I didn’t find Alia Bhatt’s role to be very significant, so I won’t be mentioning her much; Sidharth Malhotra and Fawad Khan were serious eye candy, and it’s worth going to the theatre just for them. In fact, I had a dream last night starring a very good looking guy bearing a striking resemblance to Fawad Khan. Ratna Pathak and Rajat Gupta were their usual genius selves, and everybody all together came out to form a very fun group.

It is the story of the Kapoor family when the dadu, Rishi Kapoor gets a heart attack, so Fawad Khan and Sidharth return from London and New Jersey respectively to the small town of Coonor in Kerala. Old family banter ensues as we observe a family that doesn’t seem very different than ours, and slowly secrets unfurl.

  1. The Portrayal of Family: All families fight. Even the ones containing two boys as good looking as Fawad and Sidharth. Nothing can change that. What you can change is your patience level- the movie helps us see ourselves in a critical light, and reminds us that it would all do us well to shut up once in a while and do things for the other person.
  1. The film sadly comes off as giving the message that you’ve got to love your family no matter what- that’s a bit problematic. By idolizing the unit of family to that extent, the movie sweeps over the murkier aspects of the individuals. Like seriously, the fact that Rajat Gupta had been cheating on Ratna Pathak for a long, long time is not okay, and definitely not something to be forgiven. It should have been shown that it is okay to walk out of a family as well, if the family cannot treat you right.
  1. But hey, they do show that all family members make well-meaning mistakes, that their intention was never to hurt, and intentions, however misguided, do count.
  1. The ending was remarkably good- there is no happy ending, and it isn’t shown as if anything is solved or sorted. There is, however, a step towards acceptance.
  1. In this film, as is done in many others, death is used. In art, the use of death to make people realize, to make them regret, to bring them together, to make them forgive- it is an easy way out. To do all this over a passage of time because you just come to accept a person, that is the more difficult path.

All in all, a very fun watch which raises enough larger questions on the nature of this life.
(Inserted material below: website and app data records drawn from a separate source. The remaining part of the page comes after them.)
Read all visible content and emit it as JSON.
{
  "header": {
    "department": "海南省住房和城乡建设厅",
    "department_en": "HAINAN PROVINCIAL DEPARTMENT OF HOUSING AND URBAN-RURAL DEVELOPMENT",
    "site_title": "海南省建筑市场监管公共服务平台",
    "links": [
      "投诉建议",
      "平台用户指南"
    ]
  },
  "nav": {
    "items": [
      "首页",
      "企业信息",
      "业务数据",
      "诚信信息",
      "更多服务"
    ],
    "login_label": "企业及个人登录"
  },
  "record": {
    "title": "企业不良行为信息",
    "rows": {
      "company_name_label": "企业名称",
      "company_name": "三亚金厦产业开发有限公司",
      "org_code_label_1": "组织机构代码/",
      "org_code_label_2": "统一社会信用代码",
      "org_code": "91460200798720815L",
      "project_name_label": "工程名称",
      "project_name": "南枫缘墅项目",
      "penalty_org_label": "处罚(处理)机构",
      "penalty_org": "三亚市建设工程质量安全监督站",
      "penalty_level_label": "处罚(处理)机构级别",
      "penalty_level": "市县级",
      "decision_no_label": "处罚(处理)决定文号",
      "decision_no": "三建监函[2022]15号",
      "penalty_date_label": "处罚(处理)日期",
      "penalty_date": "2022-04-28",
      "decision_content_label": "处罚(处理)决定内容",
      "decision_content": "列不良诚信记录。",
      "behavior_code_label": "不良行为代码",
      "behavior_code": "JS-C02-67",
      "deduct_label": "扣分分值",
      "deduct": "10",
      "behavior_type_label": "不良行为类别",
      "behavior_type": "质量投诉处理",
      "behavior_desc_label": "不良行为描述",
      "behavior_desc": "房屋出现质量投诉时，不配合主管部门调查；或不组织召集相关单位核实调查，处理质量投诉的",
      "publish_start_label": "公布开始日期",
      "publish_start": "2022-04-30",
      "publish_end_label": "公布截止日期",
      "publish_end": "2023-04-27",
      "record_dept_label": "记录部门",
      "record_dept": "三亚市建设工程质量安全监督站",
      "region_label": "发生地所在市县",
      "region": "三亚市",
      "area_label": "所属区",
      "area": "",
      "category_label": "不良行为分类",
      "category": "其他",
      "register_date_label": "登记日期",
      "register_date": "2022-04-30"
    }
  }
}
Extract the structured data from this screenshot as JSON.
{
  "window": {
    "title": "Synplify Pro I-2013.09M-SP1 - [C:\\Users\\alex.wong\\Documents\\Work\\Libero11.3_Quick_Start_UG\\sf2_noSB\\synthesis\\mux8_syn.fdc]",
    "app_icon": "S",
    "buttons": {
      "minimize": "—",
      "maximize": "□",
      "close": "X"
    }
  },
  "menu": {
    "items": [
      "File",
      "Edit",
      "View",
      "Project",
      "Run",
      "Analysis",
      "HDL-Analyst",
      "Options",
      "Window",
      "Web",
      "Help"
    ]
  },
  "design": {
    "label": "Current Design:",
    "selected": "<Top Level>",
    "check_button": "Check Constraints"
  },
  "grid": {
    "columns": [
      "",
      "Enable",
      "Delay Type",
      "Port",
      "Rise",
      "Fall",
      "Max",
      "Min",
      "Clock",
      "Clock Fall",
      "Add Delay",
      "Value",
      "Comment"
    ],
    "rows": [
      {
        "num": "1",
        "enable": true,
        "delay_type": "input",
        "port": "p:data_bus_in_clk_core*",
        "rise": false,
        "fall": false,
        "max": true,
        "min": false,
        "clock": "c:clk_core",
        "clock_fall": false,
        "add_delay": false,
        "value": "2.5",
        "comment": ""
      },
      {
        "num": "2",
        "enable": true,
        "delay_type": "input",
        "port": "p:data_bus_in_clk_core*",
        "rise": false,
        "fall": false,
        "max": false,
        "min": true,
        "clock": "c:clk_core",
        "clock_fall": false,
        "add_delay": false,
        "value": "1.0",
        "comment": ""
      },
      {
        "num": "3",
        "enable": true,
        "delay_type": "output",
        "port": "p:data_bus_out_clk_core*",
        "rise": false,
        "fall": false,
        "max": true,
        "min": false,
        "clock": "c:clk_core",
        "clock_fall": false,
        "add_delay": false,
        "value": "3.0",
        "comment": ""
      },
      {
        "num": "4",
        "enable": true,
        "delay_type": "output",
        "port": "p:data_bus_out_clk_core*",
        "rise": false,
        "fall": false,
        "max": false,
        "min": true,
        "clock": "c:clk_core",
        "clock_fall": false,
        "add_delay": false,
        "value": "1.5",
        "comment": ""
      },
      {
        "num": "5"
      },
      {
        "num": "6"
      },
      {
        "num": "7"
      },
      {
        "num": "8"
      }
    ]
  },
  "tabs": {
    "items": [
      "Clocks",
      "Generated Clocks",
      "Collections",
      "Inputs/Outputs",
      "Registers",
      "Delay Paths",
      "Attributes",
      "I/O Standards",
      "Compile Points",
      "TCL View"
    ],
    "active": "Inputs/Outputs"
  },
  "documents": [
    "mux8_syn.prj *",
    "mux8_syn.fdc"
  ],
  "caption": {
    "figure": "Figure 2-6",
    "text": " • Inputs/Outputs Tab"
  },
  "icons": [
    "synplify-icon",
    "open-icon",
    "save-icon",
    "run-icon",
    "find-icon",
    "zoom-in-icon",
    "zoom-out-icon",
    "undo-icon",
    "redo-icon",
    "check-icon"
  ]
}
I couldn’t stop crying in the second half; S. couldn’t stop laughing. At me, not at the movie.

You might also be interested in reading my thoughts on the movie Masaan.

Picture source: Koimoi.com